SQL Properties of a well designed table.


Example

A true relational database must go beyond throwing data into a few tables and writing some SQL statements to pull that data out.
At best a badly designed table structure will slow the execution of queries and could make it impossible for the database to function as intended.

A database table should not be considered as just another table; it has to follow a set of rules to be considered truly relational. Academically it is referred to as a 'relation' to make the distinction.

The five rules of a relational table are:

  1. Each value is atomic; the value in each field in each row must be a single value.
  2. Each field contains values that are of the same data type.
  3. Each field heading has a unique name.
  4. Each row in the table must have at least one value that makes it unique amongst the other records in the table.
  5. The order of the rows and columns has no significance.

A table conforming to the five rules:

IdNameDOBManager
1Fred11/02/19713
2Fred11/02/19713
3Sue08/07/19752
  • Rule 1: Each value is atomic. Id, Name, DOB and Manager only contain a single value.
  • Rule 2: Id contains only integers, Name contains text (we could add that it's text of four characters or less), DOB contains dates of a valid type and Manager contains integers (we could add that corresponds to a Primary Key field in a managers table).
  • Rule 3: Id, Name, DOB and Manager are unique heading names within the table.
  • Rule 4: The inclusion of the Id field ensures that each record is distinct from any other record within the table.

A badly designed table:

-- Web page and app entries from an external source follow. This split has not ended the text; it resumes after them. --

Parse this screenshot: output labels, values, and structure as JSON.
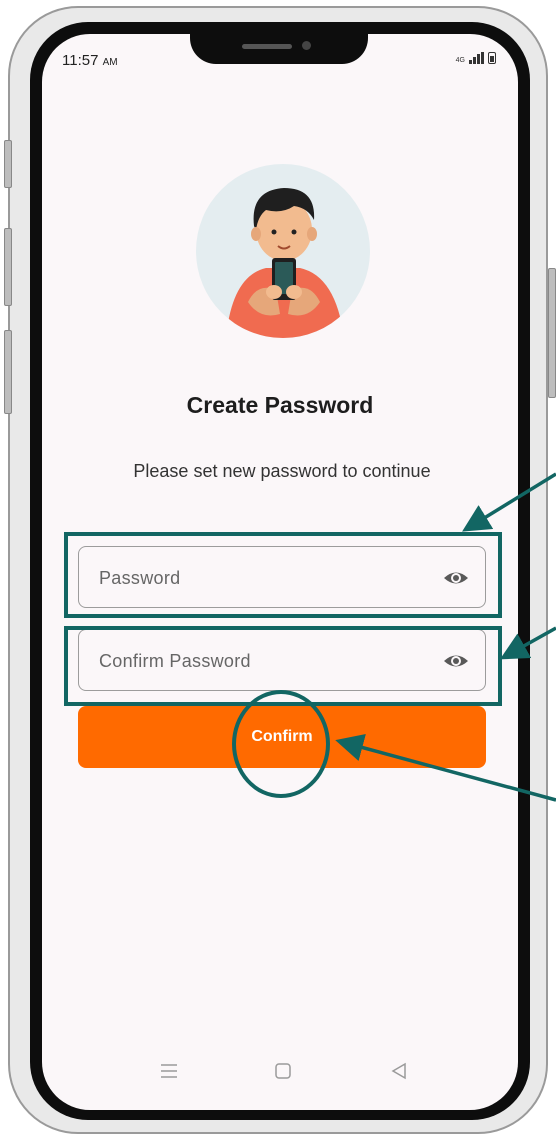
{
  "status_bar": {
    "time": "11:57",
    "time_suffix": "AM",
    "network_label": "4G"
  },
  "page": {
    "title": "Create Password",
    "subtitle": "Please set new password to continue"
  },
  "form": {
    "password_placeholder": "Password",
    "confirm_password_placeholder": "Confirm Password",
    "confirm_button_label": "Confirm"
  },
  "colors": {
    "primary_button": "#ff6a00",
    "annotation": "#126663",
    "screen_background": "#fbf7f9"
  },
  "icons": [
    "eye-icon",
    "menu-icon",
    "home-square-icon",
    "back-triangle-icon"
  ]
}
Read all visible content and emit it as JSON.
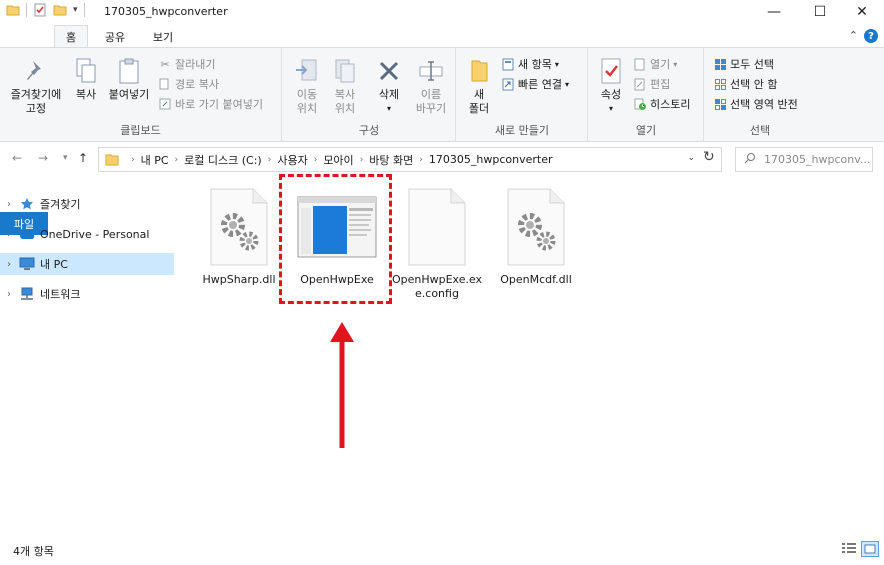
{
  "window": {
    "title": "170305_hwpconverter",
    "controls": {
      "minimize": "—",
      "maximize": "☐",
      "close": "✕"
    }
  },
  "ribbon_tabs": {
    "file": "파일",
    "home": "홈",
    "share": "공유",
    "view": "보기"
  },
  "ribbon": {
    "clipboard": {
      "pin": "즐겨찾기에\n고정",
      "copy": "복사",
      "paste": "붙여넣기",
      "cut": "잘라내기",
      "copy_path": "경로 복사",
      "paste_shortcut": "바로 가기 붙여넣기",
      "label": "클립보드"
    },
    "organize": {
      "move_to": "이동\n위치",
      "copy_to": "복사\n위치",
      "delete": "삭제",
      "rename": "이름\n바꾸기",
      "label": "구성"
    },
    "new": {
      "new_folder": "새\n폴더",
      "new_item": "새 항목",
      "easy_access": "빠른 연결",
      "label": "새로 만들기"
    },
    "open": {
      "properties": "속성",
      "open": "열기",
      "edit": "편집",
      "history": "히스토리",
      "label": "열기"
    },
    "select": {
      "select_all": "모두 선택",
      "select_none": "선택 안 함",
      "invert": "선택 영역 반전",
      "label": "선택"
    }
  },
  "address": {
    "breadcrumb": [
      "내 PC",
      "로컬 디스크 (C:)",
      "사용자",
      "모아이",
      "바탕 화면",
      "170305_hwpconverter"
    ],
    "search_placeholder": "170305_hwpconv..."
  },
  "nav_pane": [
    {
      "label": "즐겨찾기",
      "icon": "star-icon"
    },
    {
      "label": "OneDrive - Personal",
      "icon": "cloud-icon"
    },
    {
      "label": "내 PC",
      "icon": "pc-icon",
      "selected": true
    },
    {
      "label": "네트워크",
      "icon": "network-icon"
    }
  ],
  "files": [
    {
      "name": "HwpSharp.dll",
      "icon": "dll-gear-file-icon"
    },
    {
      "name": "OpenHwpExe",
      "icon": "exe-window-icon"
    },
    {
      "name": "OpenHwpExe.ex\ne.config",
      "icon": "blank-file-icon"
    },
    {
      "name": "OpenMcdf.dll",
      "icon": "dll-gear-file-icon"
    }
  ],
  "status": {
    "item_count": "4개 항목"
  },
  "colors": {
    "accent": "#1979ca",
    "annotation": "#e0151e",
    "selection": "#cce8ff"
  }
}
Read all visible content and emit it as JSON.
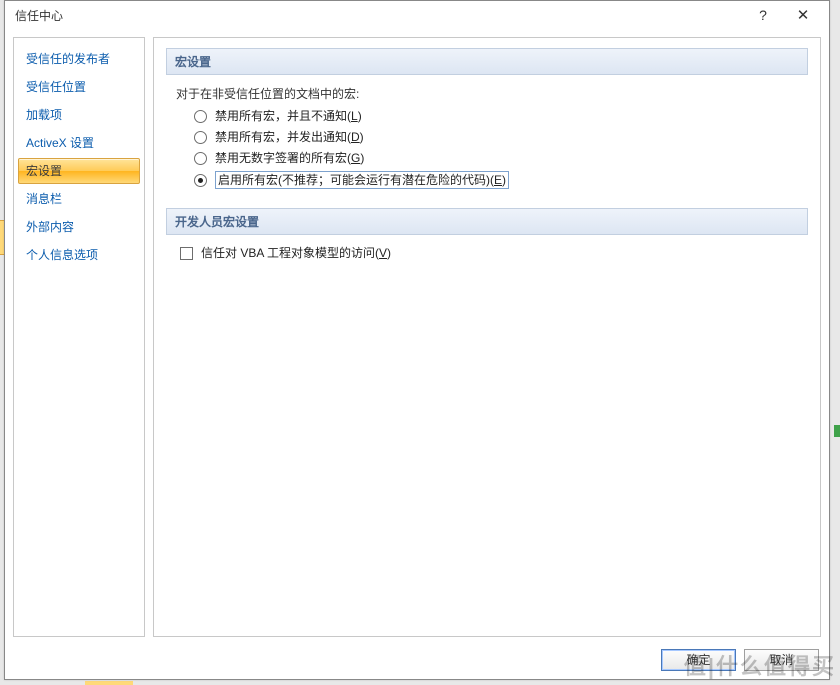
{
  "window": {
    "title": "信任中心",
    "help_symbol": "?",
    "close_symbol": "✕"
  },
  "sidebar": {
    "items": [
      {
        "label": "受信任的发布者",
        "selected": false
      },
      {
        "label": "受信任位置",
        "selected": false
      },
      {
        "label": "加载项",
        "selected": false
      },
      {
        "label": "ActiveX 设置",
        "selected": false
      },
      {
        "label": "宏设置",
        "selected": true
      },
      {
        "label": "消息栏",
        "selected": false
      },
      {
        "label": "外部内容",
        "selected": false
      },
      {
        "label": "个人信息选项",
        "selected": false
      }
    ]
  },
  "content": {
    "section1": {
      "header": "宏设置",
      "intro": "对于在非受信任位置的文档中的宏:",
      "options": [
        {
          "label_pre": "禁用所有宏，并且不通知(",
          "mnemonic": "L",
          "label_post": ")",
          "checked": false
        },
        {
          "label_pre": "禁用所有宏，并发出通知(",
          "mnemonic": "D",
          "label_post": ")",
          "checked": false
        },
        {
          "label_pre": "禁用无数字签署的所有宏(",
          "mnemonic": "G",
          "label_post": ")",
          "checked": false
        },
        {
          "label_pre": "启用所有宏(不推荐；可能会运行有潜在危险的代码)(",
          "mnemonic": "E",
          "label_post": ")",
          "checked": true,
          "boxed": true
        }
      ]
    },
    "section2": {
      "header": "开发人员宏设置",
      "checkbox": {
        "label_pre": "信任对 VBA 工程对象模型的访问(",
        "mnemonic": "V",
        "label_post": ")",
        "checked": false
      }
    }
  },
  "buttons": {
    "ok": "确定",
    "cancel": "取消"
  },
  "watermark": "值|什么值得买"
}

IdNameDOBName
1Fred11/02/19713
1Fred11/02/19713
3SueFriday the 18th July 19752, 1
  • Rule 1: The second name field contains two values - 2 and 1.
  • Rule 2: The DOB field contains dates and text.
  • Rule 3: There's two fields called 'name'.
  • Rule 4: The first and second record are exactly the same.
  • Rule 5: This rule isn't broken.